Boise Mayor David Bieter today said he opposes a proposed cyanide heap leach gold mining operation near the headwaters of the Boise River and asked the Boise City Council to pass a formal resolution against the mine.
Atlanta Gold Corporation Inc., a Canadian-owned subsidiary, has proposed construction of an open-pit mine and cyanide heap leach facility near the town of Atlanta in Elmore County, about 60 miles northeast of Boise. Mining supplies, including sodium cyanide, blasting agents and up to 8.5 million gallons of diesel fuel, would be transported to the mine site on a series of unpaved roads that parallel the Boise River.
Mayor Bieter said that more than two years of studying the proposal led him to conclude that the mining company’s plans for protecting the environment are grossly inadequate, given the enormity of the threat. Despite the mining company’s assertions to the contrary, open pit cyanide heap leach mining has an abysmal environmental record not only in the western United States but around the world, the mayor said.

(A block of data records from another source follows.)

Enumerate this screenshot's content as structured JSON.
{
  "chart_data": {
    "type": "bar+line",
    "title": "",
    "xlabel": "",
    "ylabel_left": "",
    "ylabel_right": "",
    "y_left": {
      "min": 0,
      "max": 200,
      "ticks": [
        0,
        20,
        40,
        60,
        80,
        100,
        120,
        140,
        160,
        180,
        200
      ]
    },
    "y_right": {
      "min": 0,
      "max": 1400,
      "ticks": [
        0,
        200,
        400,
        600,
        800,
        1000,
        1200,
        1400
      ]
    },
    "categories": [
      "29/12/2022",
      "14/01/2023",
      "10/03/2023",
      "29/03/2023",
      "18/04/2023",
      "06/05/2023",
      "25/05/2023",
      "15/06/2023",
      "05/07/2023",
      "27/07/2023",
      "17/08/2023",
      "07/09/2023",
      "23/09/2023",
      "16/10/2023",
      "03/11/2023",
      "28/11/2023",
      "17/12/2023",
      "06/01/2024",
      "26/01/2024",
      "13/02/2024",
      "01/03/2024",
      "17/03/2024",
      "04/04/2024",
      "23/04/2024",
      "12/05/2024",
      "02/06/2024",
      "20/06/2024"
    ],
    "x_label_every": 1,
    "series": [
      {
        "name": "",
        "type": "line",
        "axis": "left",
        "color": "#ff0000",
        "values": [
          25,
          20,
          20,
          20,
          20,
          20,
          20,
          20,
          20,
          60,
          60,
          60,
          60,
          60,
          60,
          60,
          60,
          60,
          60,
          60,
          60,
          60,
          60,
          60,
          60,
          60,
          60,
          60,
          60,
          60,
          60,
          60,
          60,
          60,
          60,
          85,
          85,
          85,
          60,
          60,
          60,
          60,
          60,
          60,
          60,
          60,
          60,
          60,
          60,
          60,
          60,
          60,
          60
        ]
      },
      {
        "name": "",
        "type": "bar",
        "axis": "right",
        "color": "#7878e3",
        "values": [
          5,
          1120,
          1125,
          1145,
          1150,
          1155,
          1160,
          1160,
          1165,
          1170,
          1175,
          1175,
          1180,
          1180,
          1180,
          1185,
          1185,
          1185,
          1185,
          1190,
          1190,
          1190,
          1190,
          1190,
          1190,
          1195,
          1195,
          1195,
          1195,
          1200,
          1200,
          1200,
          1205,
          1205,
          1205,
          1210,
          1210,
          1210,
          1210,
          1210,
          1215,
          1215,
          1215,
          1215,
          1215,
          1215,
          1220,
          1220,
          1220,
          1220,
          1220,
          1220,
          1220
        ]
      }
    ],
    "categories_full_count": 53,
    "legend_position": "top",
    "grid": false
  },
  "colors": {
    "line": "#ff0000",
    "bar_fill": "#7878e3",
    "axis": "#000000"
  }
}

The Boise Fire Department’s Hazardous Materials Team serves as the principal responder to fuel and chemical spills and situations involving dangerous materials throughout Southwest Idaho. Mayor Bieter said he does not believe Boise residents should be forced to foot the bill in case of an accident involving the mine.
“This river is an irreplaceable part of this city. It’s where we fish; it’s where we float; it’s where our eagles and herons nest; more and more, it’s where we get our drinking water,” the mayor said. “I have concluded that the Atlanta Gold project is simply a terrible idea.”

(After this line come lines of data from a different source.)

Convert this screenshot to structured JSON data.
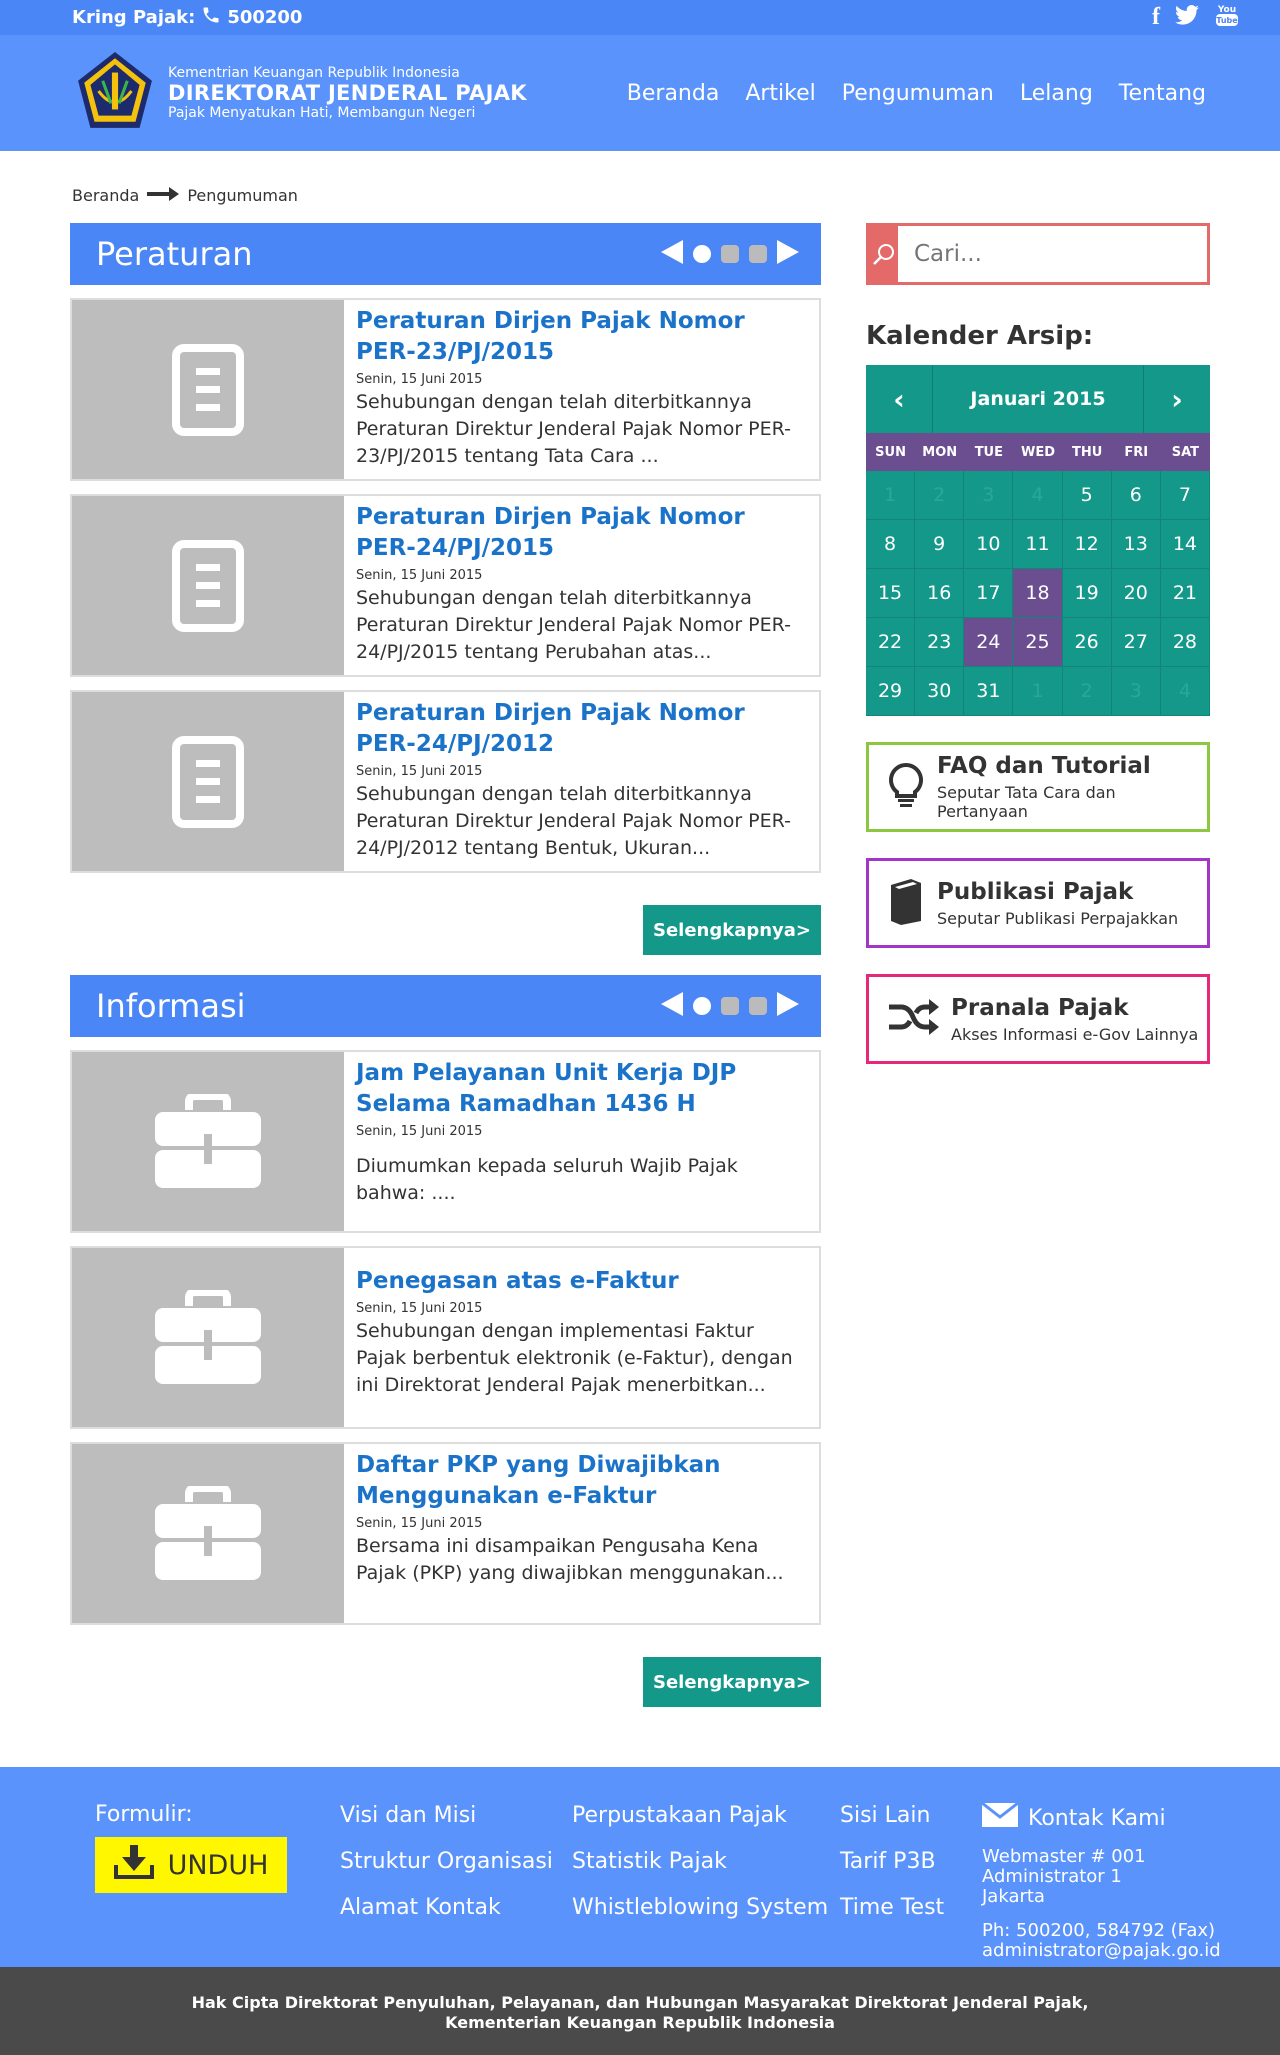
{
  "topbar": {
    "label": "Kring Pajak:",
    "number": "500200"
  },
  "brand": {
    "line1": "Kementrian Keuangan Republik Indonesia",
    "line2": "DIREKTORAT JENDERAL PAJAK",
    "line3": "Pajak Menyatukan Hati, Membangun Negeri"
  },
  "nav": [
    "Beranda",
    "Artikel",
    "Pengumuman",
    "Lelang",
    "Tentang"
  ],
  "breadcrumb": {
    "home": "Beranda",
    "current": "Pengumuman"
  },
  "peraturan": {
    "title": "Peraturan",
    "items": [
      {
        "title": "Peraturan Dirjen Pajak Nomor PER-23/PJ/2015",
        "date": "Senin, 15 Juni 2015",
        "excerpt": "Sehubungan dengan telah diterbitkannya Peraturan Direktur Jenderal Pajak Nomor PER-23/PJ/2015 tentang Tata Cara ..."
      },
      {
        "title": "Peraturan Dirjen Pajak Nomor PER-24/PJ/2015",
        "date": "Senin, 15 Juni 2015",
        "excerpt": "Sehubungan dengan telah diterbitkannya Peraturan Direktur Jenderal Pajak Nomor PER-24/PJ/2015 tentang Perubahan atas..."
      },
      {
        "title": "Peraturan Dirjen Pajak Nomor PER-24/PJ/2012",
        "date": "Senin, 15 Juni 2015",
        "excerpt": "Sehubungan dengan telah diterbitkannya Peraturan Direktur Jenderal Pajak Nomor PER-24/PJ/2012 tentang Bentuk, Ukuran..."
      }
    ],
    "more": "Selengkapnya>"
  },
  "informasi": {
    "title": "Informasi",
    "items": [
      {
        "title": "Jam Pelayanan Unit Kerja DJP Selama Ramadhan 1436 H",
        "date": "Senin, 15 Juni 2015",
        "excerpt": "Diumumkan kepada seluruh Wajib Pajak bahwa: ...."
      },
      {
        "title": "Penegasan atas e-Faktur",
        "date": "Senin, 15 Juni 2015",
        "excerpt": "Sehubungan dengan implementasi Faktur Pajak berbentuk elektronik (e-Faktur), dengan ini Direktorat Jenderal Pajak menerbitkan..."
      },
      {
        "title": "Daftar PKP yang Diwajibkan Menggunakan e-Faktur",
        "date": "Senin, 15 Juni 2015",
        "excerpt": "Bersama ini disampaikan Pengusaha Kena Pajak (PKP) yang diwajibkan menggunakan..."
      }
    ],
    "more": "Selengkapnya>"
  },
  "search": {
    "placeholder": "Cari..."
  },
  "calendar": {
    "title": "Kalender Arsip:",
    "month": "Januari 2015",
    "dow": [
      "SUN",
      "MON",
      "TUE",
      "WED",
      "THU",
      "FRI",
      "SAT"
    ],
    "days": [
      "1",
      "2",
      "3",
      "4",
      "5",
      "6",
      "7",
      "8",
      "9",
      "10",
      "11",
      "12",
      "13",
      "14",
      "15",
      "16",
      "17",
      "18",
      "19",
      "20",
      "21",
      "22",
      "23",
      "24",
      "25",
      "26",
      "27",
      "28",
      "29",
      "30",
      "31",
      "1",
      "2",
      "3",
      "4"
    ],
    "muted_indices": [
      0,
      1,
      2,
      3,
      31,
      32,
      33,
      34
    ],
    "highlight_indices": [
      17,
      23,
      24
    ]
  },
  "boxes": [
    {
      "title": "FAQ dan Tutorial",
      "sub": "Seputar Tata Cara dan Pertanyaan",
      "color": "#8dc63f",
      "icon": "lightbulb-icon"
    },
    {
      "title": "Publikasi Pajak",
      "sub": "Seputar Publikasi Perpajakkan",
      "color": "#a335c9",
      "icon": "book-icon"
    },
    {
      "title": "Pranala Pajak",
      "sub": "Akses Informasi e-Gov Lainnya",
      "color": "#e6287a",
      "icon": "shuffle-icon"
    }
  ],
  "footer": {
    "formulir": "Formulir:",
    "unduh": "UNDUH",
    "col1": [
      "Visi dan Misi",
      "Struktur Organisasi",
      "Alamat Kontak"
    ],
    "col2": [
      "Perpustakaan Pajak",
      "Statistik Pajak",
      "Whistleblowing System"
    ],
    "col3": [
      "Sisi Lain",
      "Tarif P3B",
      "Time Test"
    ],
    "contact_title": "Kontak Kami",
    "contact_lines": [
      "Webmaster # 001",
      "Administrator 1",
      "Jakarta"
    ],
    "contact_phone": "Ph: 500200, 584792 (Fax)",
    "contact_email": "administrator@pajak.go.id"
  },
  "copyright": {
    "line1": "Hak Cipta Direktorat Penyuluhan, Pelayanan, dan Hubungan Masyarakat Direktorat Jenderal Pajak,",
    "line2": "Kementerian Keuangan Republik Indonesia"
  }
}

The mayor’s proposed resolution, which will be considered by the Boise City Council on March 6, would place the council formally on record as strongly opposing the development of the cyanide heap leach mining operation near Atlanta. The resolution also calls upon the U.S. Forest Service and the State of Idaho to hold the Atlanta Gold project to the highest operational, financial, transportation and environmental standards allowed by law; and urges other Southwest Idaho local governments to go on record in opposition to the mine.
The City of Boise has no regulatory authority over the mine proposal, which is currently under review by the U.S. Forest Service and Idaho state agencies. But city officials have received more than 2,000 letters, postcards and petitions from interested citizens, almost all opposed to the mine.
Boise has achieved “Clean Cities” designation by the U.S. Department of Energy for encouraging use of alternative fuels.
In 2006, Boise became the first city in Idaho to sign the U.S. Mayors Climate Protection Agreement to limit greenhouse emissions.